** WHAT YOU NEED TO DO **
Your answer should be every line with the word "JSON", copied from the data below.

═════ MATERIAL PROVIDED ═════

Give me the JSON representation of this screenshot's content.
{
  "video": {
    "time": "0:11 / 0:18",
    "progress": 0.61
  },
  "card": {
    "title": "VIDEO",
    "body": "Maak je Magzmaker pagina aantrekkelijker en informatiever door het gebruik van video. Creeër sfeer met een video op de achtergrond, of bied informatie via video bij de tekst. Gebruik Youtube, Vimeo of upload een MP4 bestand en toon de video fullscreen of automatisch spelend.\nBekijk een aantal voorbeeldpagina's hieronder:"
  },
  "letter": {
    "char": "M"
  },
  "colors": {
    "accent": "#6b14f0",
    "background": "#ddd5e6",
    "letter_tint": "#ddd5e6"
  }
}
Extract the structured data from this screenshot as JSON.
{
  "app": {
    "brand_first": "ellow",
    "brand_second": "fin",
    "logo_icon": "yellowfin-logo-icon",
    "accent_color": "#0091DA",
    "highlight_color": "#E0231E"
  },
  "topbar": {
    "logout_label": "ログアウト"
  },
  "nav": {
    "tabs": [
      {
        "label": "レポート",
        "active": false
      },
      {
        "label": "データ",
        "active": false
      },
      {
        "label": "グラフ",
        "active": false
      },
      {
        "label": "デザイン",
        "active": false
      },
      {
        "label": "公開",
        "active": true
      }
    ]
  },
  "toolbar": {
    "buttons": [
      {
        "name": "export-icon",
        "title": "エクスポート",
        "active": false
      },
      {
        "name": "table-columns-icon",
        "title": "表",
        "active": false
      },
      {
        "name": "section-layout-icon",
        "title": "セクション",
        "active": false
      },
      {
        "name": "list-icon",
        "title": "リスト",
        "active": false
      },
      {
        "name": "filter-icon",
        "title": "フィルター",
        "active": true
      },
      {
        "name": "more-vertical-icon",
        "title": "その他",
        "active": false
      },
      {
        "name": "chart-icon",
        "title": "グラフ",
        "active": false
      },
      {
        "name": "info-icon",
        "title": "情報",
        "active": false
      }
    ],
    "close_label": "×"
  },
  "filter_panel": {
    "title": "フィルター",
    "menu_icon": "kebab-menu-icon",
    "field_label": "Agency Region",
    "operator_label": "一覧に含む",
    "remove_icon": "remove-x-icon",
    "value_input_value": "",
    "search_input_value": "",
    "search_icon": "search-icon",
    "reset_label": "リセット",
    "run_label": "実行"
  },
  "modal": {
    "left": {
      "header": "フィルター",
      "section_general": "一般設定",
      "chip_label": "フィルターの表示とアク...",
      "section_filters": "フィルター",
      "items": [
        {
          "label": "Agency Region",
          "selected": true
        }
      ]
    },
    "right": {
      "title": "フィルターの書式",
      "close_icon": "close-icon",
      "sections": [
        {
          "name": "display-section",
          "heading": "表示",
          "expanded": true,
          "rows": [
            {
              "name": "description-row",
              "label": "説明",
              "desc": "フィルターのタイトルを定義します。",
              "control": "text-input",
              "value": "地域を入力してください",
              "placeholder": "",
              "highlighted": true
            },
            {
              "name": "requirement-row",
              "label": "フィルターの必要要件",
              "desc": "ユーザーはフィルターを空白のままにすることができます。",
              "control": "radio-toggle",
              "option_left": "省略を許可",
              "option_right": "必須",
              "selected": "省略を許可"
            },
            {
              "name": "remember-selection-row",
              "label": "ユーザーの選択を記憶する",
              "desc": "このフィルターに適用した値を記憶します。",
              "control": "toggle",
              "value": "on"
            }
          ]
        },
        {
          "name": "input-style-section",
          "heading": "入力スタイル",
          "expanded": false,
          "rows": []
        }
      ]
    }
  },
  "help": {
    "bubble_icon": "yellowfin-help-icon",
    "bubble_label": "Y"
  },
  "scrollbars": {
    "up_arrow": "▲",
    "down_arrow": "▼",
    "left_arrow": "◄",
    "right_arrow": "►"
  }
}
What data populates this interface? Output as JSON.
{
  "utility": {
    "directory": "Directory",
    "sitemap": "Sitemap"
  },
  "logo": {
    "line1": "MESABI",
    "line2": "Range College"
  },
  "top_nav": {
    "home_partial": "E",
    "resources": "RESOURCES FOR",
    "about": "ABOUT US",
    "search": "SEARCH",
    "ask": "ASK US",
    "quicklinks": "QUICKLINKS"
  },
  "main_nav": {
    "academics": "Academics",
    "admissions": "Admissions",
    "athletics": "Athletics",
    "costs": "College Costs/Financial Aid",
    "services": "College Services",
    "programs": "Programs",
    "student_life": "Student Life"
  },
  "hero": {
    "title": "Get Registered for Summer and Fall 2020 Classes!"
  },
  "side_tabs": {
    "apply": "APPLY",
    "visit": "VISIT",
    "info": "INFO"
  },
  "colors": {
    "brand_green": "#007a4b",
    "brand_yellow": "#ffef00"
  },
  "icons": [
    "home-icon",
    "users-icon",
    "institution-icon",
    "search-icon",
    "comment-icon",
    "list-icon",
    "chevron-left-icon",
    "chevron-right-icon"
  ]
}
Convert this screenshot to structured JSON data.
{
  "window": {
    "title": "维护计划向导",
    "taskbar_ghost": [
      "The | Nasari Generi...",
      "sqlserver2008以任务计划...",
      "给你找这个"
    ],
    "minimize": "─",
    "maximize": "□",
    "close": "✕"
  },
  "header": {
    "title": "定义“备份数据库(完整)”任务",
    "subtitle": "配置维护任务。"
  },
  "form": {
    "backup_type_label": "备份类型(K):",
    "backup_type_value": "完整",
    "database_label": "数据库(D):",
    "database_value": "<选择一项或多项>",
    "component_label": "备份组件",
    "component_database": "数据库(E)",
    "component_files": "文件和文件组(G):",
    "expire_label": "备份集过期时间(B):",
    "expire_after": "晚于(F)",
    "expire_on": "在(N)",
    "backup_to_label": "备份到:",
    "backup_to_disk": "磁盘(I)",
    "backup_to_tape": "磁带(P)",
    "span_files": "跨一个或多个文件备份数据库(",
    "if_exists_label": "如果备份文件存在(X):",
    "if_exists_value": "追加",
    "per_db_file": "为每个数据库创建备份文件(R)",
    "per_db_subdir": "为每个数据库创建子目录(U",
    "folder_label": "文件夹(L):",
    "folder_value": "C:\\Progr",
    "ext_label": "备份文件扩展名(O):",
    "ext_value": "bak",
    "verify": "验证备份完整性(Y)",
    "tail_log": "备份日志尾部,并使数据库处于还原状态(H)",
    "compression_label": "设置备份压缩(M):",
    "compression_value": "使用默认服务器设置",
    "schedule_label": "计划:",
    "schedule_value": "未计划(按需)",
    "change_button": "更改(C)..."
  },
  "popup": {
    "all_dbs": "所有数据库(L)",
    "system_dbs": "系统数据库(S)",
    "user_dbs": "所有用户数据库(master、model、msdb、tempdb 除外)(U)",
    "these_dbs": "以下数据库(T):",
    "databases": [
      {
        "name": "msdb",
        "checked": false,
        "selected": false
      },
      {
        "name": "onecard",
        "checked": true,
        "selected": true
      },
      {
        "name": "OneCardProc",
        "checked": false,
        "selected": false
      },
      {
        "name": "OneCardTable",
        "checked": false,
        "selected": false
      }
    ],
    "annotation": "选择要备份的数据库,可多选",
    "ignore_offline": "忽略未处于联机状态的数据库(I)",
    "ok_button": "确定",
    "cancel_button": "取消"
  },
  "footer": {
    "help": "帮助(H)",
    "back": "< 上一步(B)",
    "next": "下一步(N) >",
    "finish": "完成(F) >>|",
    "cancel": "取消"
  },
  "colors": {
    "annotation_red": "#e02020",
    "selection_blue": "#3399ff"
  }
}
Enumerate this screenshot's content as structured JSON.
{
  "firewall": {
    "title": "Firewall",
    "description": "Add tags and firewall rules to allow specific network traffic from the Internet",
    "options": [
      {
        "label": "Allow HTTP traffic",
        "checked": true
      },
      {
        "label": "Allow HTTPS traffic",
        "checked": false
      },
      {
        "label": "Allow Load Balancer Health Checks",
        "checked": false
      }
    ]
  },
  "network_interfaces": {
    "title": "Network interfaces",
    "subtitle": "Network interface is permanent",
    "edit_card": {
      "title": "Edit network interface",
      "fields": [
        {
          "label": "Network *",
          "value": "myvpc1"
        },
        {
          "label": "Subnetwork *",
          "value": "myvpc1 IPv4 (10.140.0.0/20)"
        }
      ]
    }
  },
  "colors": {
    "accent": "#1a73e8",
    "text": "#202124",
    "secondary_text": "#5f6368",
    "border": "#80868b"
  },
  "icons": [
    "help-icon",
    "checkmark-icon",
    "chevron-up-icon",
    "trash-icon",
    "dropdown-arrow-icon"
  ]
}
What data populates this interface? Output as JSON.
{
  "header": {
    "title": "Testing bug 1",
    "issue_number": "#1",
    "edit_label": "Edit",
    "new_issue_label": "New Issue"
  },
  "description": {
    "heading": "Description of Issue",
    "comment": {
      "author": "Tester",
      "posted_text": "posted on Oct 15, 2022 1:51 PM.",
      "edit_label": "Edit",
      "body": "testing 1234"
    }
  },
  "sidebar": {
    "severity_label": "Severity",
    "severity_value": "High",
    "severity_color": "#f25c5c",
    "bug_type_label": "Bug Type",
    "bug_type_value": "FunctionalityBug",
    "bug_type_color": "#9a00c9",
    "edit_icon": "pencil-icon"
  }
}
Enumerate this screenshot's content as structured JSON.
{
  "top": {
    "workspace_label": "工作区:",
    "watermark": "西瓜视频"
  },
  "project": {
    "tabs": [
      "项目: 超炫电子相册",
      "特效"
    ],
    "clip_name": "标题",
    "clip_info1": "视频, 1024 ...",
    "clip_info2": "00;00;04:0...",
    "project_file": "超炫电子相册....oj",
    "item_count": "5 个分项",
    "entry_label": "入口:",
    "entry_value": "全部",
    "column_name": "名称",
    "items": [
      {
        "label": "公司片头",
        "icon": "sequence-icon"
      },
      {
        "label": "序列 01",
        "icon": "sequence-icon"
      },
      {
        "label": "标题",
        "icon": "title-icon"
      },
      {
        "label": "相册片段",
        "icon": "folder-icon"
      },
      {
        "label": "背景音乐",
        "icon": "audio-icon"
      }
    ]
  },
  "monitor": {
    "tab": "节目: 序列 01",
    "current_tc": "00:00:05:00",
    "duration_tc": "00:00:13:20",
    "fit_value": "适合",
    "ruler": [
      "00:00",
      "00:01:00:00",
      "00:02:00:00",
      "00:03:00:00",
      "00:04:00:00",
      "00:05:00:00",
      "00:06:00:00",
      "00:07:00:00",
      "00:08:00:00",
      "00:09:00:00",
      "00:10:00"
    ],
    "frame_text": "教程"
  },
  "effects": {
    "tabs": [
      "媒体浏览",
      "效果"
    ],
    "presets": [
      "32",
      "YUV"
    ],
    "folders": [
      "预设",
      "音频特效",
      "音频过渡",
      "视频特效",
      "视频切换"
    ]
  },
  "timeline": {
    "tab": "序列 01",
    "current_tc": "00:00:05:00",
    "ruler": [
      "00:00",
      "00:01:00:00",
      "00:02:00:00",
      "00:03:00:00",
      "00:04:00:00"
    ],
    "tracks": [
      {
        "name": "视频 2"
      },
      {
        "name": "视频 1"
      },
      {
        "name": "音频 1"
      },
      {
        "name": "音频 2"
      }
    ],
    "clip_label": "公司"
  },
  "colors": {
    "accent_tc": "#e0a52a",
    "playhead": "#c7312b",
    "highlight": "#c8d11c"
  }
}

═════

** WRITTEN ANSWER **
Give me the JSON representation of this screenshot's content.
Extract the structured data from this screenshot as JSON.
What data populates this interface? Output as JSON.
Convert this screenshot to structured JSON data.
Enumerate this screenshot's content as structured JSON.
What data populates this interface? Output as JSON.
Enumerate this screenshot's content as structured JSON.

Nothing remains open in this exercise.